Return each entry word for word. Leave the images out.

▶ MATERIAL SHOWN
== Segment start ==
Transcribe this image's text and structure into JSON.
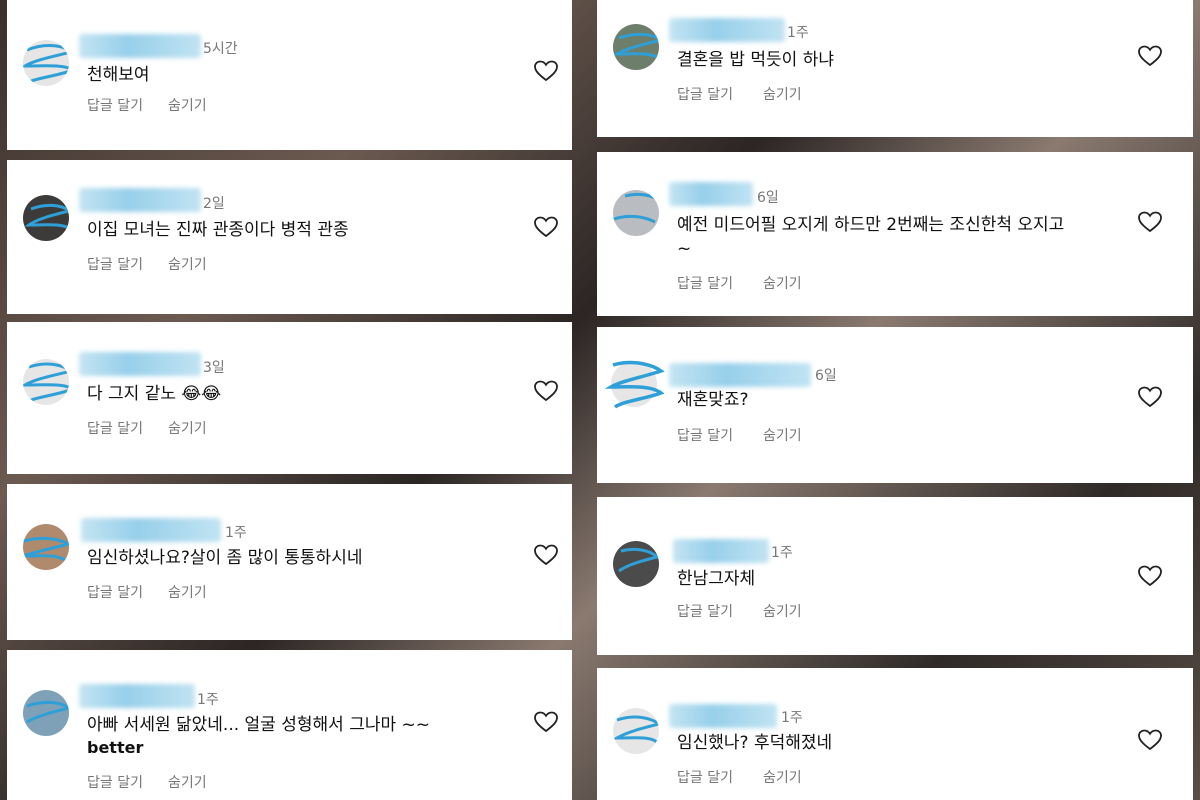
{
  "actions": {
    "reply_label": "답글 달기",
    "hide_label": "숨기기"
  },
  "icons": {
    "like": "heart-outline-icon",
    "emoji": "laughing-face-emoji"
  },
  "left_column": [
    {
      "time": "5시간",
      "text": "천해보여"
    },
    {
      "time": "2일",
      "text": "이집 모녀는 진짜 관종이다 병적 관종"
    },
    {
      "time": "3일",
      "text": "다 그지 같노 😂😂"
    },
    {
      "time": "1주",
      "text": "임신하셨나요?살이 좀 많이 통통하시네"
    },
    {
      "time": "1주",
      "text": "아빠 서세원  닮았네... 얼굴 성형해서 그나마 ~~",
      "text2": "better"
    }
  ],
  "right_column": [
    {
      "time": "1주",
      "text": "결혼을 밥 먹듯이 하냐"
    },
    {
      "time": "6일",
      "text": "예전 미드어필 오지게 하드만 2번째는 조신한척 오지고",
      "text2": "~"
    },
    {
      "time": "6일",
      "text": "재혼맞죠?"
    },
    {
      "time": "1주",
      "text": "한남그자체"
    },
    {
      "time": "1주",
      "text": "임신했나? 후덕해졌네"
    }
  ],
  "colors": {
    "card_bg": "#ffffff",
    "text": "#111111",
    "meta": "#777777",
    "censor_blue": "#2f9fd8"
  }
}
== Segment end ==
▶ YOUR SOLUTION
Transcribe this image's text and structure into JSON.
{
  "actions": {
    "reply_label": "답글 달기",
    "hide_label": "숨기기"
  },
  "icons": {
    "like": "heart-outline-icon",
    "emoji": "laughing-face-emoji"
  },
  "left_column": [
    {
      "time": "5시간",
      "text": "천해보여"
    },
    {
      "time": "2일",
      "text": "이집 모녀는 진짜 관종이다 병적 관종"
    },
    {
      "time": "3일",
      "text": "다 그지 같노 😂😂"
    },
    {
      "time": "1주",
      "text": "임신하셨나요?살이 좀 많이 통통하시네"
    },
    {
      "time": "1주",
      "text": "아빠 서세원  닮았네... 얼굴 성형해서 그나마 ~~",
      "text2": "better"
    }
  ],
  "right_column": [
    {
      "time": "1주",
      "text": "결혼을 밥 먹듯이 하냐"
    },
    {
      "time": "6일",
      "text": "예전 미드어필 오지게 하드만 2번째는 조신한척 오지고",
      "text2": "~"
    },
    {
      "time": "6일",
      "text": "재혼맞죠?"
    },
    {
      "time": "1주",
      "text": "한남그자체"
    },
    {
      "time": "1주",
      "text": "임신했나? 후덕해졌네"
    }
  ],
  "colors": {
    "card_bg": "#ffffff",
    "text": "#111111",
    "meta": "#777777",
    "censor_blue": "#2f9fd8"
  }
}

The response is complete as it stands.